NCJ Number
Janet Chiancone
Date Published
December 2001
13 pages
This literature review explores the prevalence of parental abduction, the characteristics of offenders and victims, and the effect of this crime on children and parents.

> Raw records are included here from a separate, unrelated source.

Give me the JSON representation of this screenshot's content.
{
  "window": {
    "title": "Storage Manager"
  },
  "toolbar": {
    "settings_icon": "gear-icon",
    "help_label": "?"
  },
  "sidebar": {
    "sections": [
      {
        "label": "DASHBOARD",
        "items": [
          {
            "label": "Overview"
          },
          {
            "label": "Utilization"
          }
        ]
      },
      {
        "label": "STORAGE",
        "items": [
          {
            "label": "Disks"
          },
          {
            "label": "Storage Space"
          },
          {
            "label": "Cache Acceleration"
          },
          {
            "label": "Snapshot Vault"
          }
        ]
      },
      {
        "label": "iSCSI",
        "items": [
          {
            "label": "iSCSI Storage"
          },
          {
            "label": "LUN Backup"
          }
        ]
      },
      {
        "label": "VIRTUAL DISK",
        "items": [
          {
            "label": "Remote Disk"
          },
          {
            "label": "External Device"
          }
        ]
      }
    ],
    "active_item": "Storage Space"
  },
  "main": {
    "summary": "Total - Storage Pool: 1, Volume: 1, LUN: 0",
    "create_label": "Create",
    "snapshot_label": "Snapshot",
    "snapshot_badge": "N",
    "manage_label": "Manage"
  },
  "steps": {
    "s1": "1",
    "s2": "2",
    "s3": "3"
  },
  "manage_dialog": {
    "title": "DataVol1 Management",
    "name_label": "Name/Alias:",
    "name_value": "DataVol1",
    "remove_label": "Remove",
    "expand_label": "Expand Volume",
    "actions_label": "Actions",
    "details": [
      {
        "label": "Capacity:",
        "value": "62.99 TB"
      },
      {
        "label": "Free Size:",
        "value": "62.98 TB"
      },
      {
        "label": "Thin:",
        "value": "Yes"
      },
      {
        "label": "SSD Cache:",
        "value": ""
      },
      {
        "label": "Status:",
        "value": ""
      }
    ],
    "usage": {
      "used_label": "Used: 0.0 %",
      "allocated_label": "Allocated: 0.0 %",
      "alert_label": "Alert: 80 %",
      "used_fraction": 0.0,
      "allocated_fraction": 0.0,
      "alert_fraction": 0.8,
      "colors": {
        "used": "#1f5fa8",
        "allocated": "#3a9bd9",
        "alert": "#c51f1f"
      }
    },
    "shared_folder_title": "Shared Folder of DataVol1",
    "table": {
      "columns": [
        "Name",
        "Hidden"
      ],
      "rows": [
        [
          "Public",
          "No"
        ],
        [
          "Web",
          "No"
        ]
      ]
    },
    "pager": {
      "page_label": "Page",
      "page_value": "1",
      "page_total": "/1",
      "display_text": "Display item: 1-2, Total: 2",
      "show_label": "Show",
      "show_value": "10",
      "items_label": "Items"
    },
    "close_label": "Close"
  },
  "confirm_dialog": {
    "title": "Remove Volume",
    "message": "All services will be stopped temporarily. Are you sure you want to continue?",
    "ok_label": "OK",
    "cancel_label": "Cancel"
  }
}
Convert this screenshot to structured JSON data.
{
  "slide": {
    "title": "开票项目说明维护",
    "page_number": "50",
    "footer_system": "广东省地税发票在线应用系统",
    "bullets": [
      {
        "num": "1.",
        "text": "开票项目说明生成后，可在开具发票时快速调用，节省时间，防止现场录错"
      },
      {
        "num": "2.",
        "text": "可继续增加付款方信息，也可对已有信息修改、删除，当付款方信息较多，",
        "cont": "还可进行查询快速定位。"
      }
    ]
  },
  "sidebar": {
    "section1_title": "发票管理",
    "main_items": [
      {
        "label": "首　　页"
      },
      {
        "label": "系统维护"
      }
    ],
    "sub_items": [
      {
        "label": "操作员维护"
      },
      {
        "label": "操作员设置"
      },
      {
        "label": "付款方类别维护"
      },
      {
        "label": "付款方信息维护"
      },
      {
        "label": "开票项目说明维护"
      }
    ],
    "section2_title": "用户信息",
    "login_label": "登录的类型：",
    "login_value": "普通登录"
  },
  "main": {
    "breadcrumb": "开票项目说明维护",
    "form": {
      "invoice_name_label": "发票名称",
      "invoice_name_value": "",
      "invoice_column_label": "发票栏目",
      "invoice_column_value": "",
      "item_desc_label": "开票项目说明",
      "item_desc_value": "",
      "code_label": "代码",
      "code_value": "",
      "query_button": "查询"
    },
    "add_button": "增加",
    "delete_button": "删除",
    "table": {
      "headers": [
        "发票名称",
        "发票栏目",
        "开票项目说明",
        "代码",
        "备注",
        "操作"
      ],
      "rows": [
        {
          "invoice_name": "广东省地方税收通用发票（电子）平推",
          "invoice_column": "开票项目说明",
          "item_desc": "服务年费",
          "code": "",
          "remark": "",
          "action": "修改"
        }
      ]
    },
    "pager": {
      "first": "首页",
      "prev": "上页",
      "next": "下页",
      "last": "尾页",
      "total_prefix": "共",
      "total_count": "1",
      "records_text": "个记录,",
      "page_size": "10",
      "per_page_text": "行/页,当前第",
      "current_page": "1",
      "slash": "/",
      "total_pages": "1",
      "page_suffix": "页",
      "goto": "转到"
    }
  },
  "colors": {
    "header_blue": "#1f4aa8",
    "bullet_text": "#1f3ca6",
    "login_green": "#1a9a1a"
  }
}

Parental abduction is defined as the taking and concealment of a child by a parent, other family member, or their agent in violation of the rights of the other parent or other family member. According to research by the National Incidence Studies on Missing, Abducted, Runaway, and Thrownaway Children in America (NISMART) conducted in 1988, there are an estimated 354,100 cases of parental abduction in any given year. Research also indicates that abductors tend to be in their 30s and abducted children are typically between the ages of 3 to 5 years. High rates of cross-cultural or international marriages have been discovered among parental abduction cases. Motivations to abduct, as well as risk factors for abduction, are identified followed by a discussion of the psychological impact of abduction. Research on the criminal justice system’s response to parental abductions is reviewed, including the law enforcement agency response and obstacles to handling parental abduction cases, such as verifying custody orders and clarifying law enforcement roles in other jurisdictions. Overall, the research on parental abductions indicates that this type of crime can be traumatic for both children and left-behind parents and that the longer the separation continues the more damaging the experience becomes. Endnotes, references